Regardless, of whether the encounter last 1 month or 1 year, it was unlikely to be based on any solid foundations. Once you are at a stage where you can look back at things objectively (and if you find you can’t do this, find a friend to help you out!), you’ll likely see that any ‘good memories’ you thought you had weren’t all the ‘good’ after all. All those nice meals you guys used to have, well the food probably doesn’t taste so sweet when you remind yourself of how the nights ended with him calling you Fatty McFatty! And all those sweet nothings he used to whisper, well those aren’t so melodious when you realise he said what he needed to say to get his leg over. With these sort of ‘waste of time’ experiences, you are often left doubting your judgment and often hating the opposite sex. And this has the impact to tarnish future relationships.
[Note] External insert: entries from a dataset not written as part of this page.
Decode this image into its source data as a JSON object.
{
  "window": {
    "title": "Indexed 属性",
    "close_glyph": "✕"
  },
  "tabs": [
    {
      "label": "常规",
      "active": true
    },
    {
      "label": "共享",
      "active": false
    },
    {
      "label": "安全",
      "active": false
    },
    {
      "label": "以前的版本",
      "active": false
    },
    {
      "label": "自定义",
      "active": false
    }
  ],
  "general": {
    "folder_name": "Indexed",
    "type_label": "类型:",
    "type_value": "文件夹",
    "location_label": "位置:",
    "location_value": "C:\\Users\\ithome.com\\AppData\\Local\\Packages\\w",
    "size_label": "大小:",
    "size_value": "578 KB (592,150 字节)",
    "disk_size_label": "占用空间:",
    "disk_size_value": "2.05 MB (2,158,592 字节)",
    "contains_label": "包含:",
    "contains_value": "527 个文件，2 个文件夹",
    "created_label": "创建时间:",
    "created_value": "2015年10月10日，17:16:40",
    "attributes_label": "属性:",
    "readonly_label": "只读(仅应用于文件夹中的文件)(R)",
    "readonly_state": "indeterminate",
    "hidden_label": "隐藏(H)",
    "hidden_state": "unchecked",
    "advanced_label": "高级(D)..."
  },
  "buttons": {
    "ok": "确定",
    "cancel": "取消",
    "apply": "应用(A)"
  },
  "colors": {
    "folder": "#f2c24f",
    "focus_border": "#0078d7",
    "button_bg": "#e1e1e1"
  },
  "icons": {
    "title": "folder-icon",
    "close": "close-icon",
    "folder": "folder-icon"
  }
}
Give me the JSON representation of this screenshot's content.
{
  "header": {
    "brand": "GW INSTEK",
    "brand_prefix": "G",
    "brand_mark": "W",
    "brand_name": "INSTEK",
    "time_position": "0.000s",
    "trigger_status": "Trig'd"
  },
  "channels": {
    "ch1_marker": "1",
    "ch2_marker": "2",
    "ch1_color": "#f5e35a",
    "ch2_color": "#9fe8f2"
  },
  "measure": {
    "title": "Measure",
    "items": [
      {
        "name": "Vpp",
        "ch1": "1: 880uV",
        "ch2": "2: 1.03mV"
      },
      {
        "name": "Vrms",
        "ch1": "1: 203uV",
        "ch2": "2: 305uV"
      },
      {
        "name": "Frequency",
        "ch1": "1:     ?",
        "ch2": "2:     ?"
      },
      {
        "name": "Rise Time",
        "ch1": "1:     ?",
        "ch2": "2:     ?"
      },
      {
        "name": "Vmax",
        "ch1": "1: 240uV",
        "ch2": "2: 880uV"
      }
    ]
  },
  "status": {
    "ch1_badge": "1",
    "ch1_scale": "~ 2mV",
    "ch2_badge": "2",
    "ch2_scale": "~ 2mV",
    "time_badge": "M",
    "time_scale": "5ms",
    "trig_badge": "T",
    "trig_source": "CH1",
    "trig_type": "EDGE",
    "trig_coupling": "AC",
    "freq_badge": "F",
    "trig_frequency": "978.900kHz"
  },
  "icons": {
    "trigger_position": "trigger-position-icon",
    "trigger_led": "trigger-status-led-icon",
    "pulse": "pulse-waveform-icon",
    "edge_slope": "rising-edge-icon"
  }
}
I guess part it depends on the way your built though. As much as its easy to dish out platitudes like ‘time heals’ and ‘there are plenty more fish in the sea’. Both heartbreaks and bruised egos suck albeit in slightly different ways. Hearts do mend and often after the dust settles you can have fond memories of those encounters. If there is something good you can take away from the experience, you can live somewhat hopefully that another more positive experience could potentially be just around the corner. Egos tend to be a bit more fragile. Coming to terms that something ended because you weren’t pretty enough, smart enough , or simply too naive to see through his cunning ways… (all factors you don’t necessarily have any control over) well that can leave you scarred for life.
Anyway Rinsers, as the title of this post state there is a fine line between a broken heart and brusied ago. Both suck. Both are part of life and the quest for happily ever after. So give me your thoughts. How do you spot the difference ? And which one is worse ? Go wild in the comments below.